Getting accepted to an American university or college is something many students around the world dream about. It gives you instant access to some of the world’s leading minds and best educational programs.
If you’ve accepted admission to an American university, you might be wondering how to succeed as an international student. The transition can seem intimidating, but these ten tips will help you adjust in no time.
1. Attend Freshman Orientation
Most universities require all incoming freshmen to attend a student orientation — but you should go even if it’s optional.
The presentations and tours will answer most of your questions including where everything is located on campus and how student life works. It’s a major stress reliever for anyone who thinks they won’t know what to do once they move into their dorm room.
2. Meet Your Mentor
As of 2019, international students comprised 12% of the total student population across the US. American universities know that international students can’t succeed without proper support. Accordingly, they’re setup to help each new wave of international students succeed.
Contact your college’s international office to meet with a mentor. They’ll match you with upper-level students or staff members who have lived your experience and can answer questions throughout your academic career.
3. Reach Out to Your Roommates
Your roommates can make your college experience wonderful… or stress you out.
Contact them as soon as you get your assignments. Find them through their social media profiles and message them before your move-in day.
Starting early friendships will make it easier to adjust to your new life in America. Plus, your roommates will be great resources for any questions you have about student or academic life on campus.
4. Go to Welcome Events
After you spend your first night on campus, there will likely be a few days of welcome events. Even if you don’t know anyone, go to a few of them. You’ll meet other people who also need friends and have instant icebreakers to start conversations.
Study groups and on-campus tutoring centers often set up booths at these events, too. Not to mention student groups you may be interested in joining including clubs specifically for international students.
You’ll meet everyone who’s available to help you get used to American classroom culture as well as fellow international students going through the same thing as you.
5. Review Your Notes
After classes start, you’ll need time to find a good routine that helps you study. While you’re trying out flashcards and note-taking apps, don’t forget to review what you write down in lectures.
Research shows that you’ll only remember 20% of any information two weeks later if you look at it once. Review your notes every evening or most nights of the week. As you learn how to study in the US, this tip will make it easier to pass exams while you find your groove.
6. Explore the Campus Library
The library is one of the best resources available to you on campus. Don’t be nervous to walk around it when you have a free afternoon. Meet with the librarians and check out the many floors of bookshelves.
Future assignments won’t be as tricky if you know where to access the library’s research material. Plus, American librarians prefer when students can use their database to look up what they need instead of stopping them from helping other people with more complicated questions.
7. Consider Other Majors
You might have applied to your future American university because they offered a specific major. It’s nerve-wracking to decide to dedicate your education and career to one major, especially if you start taking classes and discover that you want to do something else.

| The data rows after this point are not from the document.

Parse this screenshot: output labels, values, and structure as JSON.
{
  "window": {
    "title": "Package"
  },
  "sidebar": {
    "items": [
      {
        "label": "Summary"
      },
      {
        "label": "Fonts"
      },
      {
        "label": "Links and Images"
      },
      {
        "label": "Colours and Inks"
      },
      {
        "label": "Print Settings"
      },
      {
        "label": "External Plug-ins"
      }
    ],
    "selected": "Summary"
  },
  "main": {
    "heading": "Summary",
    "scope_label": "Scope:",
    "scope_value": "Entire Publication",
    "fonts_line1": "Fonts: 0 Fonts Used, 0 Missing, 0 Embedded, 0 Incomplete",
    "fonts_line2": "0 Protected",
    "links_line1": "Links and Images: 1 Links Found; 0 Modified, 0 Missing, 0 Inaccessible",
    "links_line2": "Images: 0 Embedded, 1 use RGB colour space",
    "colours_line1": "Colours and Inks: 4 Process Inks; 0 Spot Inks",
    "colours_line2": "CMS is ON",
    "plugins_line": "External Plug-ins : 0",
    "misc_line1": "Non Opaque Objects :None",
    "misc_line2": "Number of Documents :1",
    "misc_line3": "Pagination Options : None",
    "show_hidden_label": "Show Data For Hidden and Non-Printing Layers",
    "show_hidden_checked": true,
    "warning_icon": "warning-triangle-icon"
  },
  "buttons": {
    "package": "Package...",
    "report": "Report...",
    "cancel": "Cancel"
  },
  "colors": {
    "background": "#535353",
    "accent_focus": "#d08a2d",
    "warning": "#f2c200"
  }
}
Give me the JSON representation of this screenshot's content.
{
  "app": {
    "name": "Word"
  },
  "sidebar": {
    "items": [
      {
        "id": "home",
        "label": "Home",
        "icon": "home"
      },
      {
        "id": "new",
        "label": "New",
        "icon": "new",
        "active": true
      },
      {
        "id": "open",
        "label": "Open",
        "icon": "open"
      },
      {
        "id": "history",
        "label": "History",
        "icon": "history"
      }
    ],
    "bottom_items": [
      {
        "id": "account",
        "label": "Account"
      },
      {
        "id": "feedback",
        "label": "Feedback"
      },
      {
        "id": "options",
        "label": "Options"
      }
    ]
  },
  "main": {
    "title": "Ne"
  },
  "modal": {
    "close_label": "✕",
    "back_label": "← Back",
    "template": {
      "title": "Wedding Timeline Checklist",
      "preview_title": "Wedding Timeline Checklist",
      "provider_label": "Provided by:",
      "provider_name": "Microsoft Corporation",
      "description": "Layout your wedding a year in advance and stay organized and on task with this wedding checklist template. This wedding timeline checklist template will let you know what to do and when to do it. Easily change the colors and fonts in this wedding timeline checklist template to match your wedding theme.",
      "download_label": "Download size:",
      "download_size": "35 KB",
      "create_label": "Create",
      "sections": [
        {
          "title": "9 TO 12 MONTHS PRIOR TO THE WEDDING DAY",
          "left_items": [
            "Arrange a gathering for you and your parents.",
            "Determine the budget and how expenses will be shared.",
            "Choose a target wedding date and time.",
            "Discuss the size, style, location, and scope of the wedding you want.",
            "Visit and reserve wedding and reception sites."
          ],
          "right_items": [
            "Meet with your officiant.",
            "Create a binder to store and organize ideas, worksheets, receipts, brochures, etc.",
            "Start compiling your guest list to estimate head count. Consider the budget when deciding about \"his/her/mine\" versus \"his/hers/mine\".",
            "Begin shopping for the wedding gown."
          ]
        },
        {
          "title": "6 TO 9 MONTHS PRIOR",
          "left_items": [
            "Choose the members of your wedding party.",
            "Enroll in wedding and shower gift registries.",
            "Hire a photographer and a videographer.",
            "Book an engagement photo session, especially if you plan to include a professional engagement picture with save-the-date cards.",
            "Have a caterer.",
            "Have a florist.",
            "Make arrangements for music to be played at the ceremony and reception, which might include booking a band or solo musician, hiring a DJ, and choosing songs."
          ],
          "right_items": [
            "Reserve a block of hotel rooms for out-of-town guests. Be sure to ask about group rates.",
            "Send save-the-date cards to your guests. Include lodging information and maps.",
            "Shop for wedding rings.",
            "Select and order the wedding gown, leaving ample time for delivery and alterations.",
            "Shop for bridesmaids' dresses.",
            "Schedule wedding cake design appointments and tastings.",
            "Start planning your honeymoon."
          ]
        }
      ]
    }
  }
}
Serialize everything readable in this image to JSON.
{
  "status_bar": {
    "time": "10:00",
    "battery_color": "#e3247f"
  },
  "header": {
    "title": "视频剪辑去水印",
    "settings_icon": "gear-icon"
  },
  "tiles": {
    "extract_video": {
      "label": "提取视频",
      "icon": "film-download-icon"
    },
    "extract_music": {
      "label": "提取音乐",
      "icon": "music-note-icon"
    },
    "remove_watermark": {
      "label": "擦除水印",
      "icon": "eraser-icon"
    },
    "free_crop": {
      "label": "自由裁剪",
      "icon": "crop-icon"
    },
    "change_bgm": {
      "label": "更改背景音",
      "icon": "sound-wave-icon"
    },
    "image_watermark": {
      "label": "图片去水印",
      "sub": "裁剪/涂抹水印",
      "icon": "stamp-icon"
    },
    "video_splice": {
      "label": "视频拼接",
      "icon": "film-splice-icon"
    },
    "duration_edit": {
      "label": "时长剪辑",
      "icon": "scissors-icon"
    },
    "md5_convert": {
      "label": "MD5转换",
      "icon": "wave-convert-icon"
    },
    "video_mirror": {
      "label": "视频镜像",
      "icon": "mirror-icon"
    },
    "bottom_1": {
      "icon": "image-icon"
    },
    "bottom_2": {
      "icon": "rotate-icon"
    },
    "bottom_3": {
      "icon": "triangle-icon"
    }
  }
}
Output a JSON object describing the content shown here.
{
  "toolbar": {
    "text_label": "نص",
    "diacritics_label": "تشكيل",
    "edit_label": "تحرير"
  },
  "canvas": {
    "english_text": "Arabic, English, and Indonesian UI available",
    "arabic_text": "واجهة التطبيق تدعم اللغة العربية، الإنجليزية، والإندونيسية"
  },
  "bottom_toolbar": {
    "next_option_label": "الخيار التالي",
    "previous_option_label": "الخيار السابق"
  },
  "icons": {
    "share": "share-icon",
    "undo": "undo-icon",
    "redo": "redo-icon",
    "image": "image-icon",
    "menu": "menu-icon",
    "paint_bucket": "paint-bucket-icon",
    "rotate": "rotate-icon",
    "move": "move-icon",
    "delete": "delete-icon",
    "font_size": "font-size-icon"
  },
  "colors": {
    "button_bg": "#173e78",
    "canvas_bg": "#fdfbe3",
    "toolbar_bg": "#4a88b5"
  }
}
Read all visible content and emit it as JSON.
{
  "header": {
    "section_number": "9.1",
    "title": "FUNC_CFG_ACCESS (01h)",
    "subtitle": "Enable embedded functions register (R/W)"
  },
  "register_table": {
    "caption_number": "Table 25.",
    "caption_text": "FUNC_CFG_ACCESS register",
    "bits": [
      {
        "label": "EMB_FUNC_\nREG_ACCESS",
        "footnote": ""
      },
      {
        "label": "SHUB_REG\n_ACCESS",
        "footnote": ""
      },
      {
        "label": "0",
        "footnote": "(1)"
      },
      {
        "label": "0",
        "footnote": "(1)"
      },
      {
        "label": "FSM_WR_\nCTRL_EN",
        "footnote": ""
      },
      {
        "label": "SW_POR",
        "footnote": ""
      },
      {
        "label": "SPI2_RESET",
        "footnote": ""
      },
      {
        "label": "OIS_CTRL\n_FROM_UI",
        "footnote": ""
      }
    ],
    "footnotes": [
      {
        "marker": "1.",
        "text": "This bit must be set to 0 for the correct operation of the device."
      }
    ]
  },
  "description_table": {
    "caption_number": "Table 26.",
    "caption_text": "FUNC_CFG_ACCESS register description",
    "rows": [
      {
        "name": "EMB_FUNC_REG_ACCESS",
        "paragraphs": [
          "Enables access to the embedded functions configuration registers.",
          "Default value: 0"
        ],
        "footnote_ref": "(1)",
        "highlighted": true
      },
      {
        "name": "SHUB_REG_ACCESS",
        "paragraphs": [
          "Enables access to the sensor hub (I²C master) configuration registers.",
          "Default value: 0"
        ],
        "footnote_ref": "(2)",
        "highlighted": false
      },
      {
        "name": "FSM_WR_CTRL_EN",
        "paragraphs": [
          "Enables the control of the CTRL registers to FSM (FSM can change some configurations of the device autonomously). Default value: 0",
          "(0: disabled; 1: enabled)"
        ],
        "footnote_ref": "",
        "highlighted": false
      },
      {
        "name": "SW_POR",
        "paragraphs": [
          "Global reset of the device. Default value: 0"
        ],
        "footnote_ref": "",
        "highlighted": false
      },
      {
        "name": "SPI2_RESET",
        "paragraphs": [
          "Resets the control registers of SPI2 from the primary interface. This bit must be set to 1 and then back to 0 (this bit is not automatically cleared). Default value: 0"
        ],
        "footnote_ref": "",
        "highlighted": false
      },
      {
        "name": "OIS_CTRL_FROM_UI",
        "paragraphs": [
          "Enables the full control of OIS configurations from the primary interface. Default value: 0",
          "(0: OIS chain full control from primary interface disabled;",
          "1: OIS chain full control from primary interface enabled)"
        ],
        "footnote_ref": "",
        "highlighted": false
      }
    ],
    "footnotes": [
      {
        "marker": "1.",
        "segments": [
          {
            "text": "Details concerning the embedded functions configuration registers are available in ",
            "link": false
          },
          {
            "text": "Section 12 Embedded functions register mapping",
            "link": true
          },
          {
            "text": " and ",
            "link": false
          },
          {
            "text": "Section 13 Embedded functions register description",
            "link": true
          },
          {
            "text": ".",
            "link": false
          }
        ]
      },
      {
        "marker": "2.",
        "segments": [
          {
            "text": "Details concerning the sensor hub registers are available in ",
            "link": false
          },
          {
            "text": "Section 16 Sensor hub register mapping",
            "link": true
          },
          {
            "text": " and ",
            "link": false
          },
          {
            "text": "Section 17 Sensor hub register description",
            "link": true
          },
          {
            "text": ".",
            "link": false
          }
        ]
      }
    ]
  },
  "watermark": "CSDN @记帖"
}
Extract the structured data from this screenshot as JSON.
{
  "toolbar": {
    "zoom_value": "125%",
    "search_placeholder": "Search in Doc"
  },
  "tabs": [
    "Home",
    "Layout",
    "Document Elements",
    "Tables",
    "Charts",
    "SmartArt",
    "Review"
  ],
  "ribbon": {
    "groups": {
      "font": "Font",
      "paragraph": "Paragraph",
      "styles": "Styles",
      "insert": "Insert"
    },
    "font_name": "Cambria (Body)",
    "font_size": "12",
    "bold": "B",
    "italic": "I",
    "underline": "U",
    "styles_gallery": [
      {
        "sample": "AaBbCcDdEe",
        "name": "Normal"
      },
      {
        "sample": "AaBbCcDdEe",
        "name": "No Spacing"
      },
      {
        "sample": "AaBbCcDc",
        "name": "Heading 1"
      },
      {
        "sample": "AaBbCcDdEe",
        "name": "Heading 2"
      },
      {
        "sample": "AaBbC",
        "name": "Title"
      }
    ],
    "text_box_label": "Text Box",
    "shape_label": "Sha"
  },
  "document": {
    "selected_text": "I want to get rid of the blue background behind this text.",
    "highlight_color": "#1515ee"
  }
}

According to data from the National Center for Education Statistics, 30% of students will change their majors at least once during their first three years of college. And this is especially true in American colleges where the average student takes 4-6 years to graduate.
It takes time to learn what you love. You’ll have a better college experience if you give yourself room to dream about and explore all your options.
8. Break Down Your Reading
If English isn’t your first language, breaking down your reading is one of the best things you can do. Divide chapters into sections so you can devote all your time and energy to the parts that seem complicated.
Absorbing the information is the first step toward passing quizzes and exams. Color code the parts you need to dive into later so you fully grasp each assignment.
9. Turn on the Subtitles
Part of learning how to succeed as an international student might be turning on the subtitles.
American professors often include links to videos that pair well with class material. Subtitles will make the information presented in these videos more clear and help with note-taking.
Pause whenever you need to write something down, and all the information will freeze on screen for you.
10. Jump Into Classroom Discussions
American classrooms might have a different structure than what you’re used to at home. Students are encouraged to ask questions and join in debates, so jump into class discussions whenever they arise!
You’ll establish relationships with your classmates and professors, which immediately makes anyone feel more at home in their new school.
Give Yourself Time
Succeeding at an American university isn’t difficult if you use international student tips like these and give yourself time. You might need a few weeks — or even months — to get comfortable with your new life. As you try new things, you’ll learn how to study and meet people so you have a great time while you work toward your degree.
About Ginger Abbot: Ginger writes on a variety of educational topics, including international study and career planning. She also serves as Editor-in-Chief for the learning publication Classrooms, where you can read more of her work.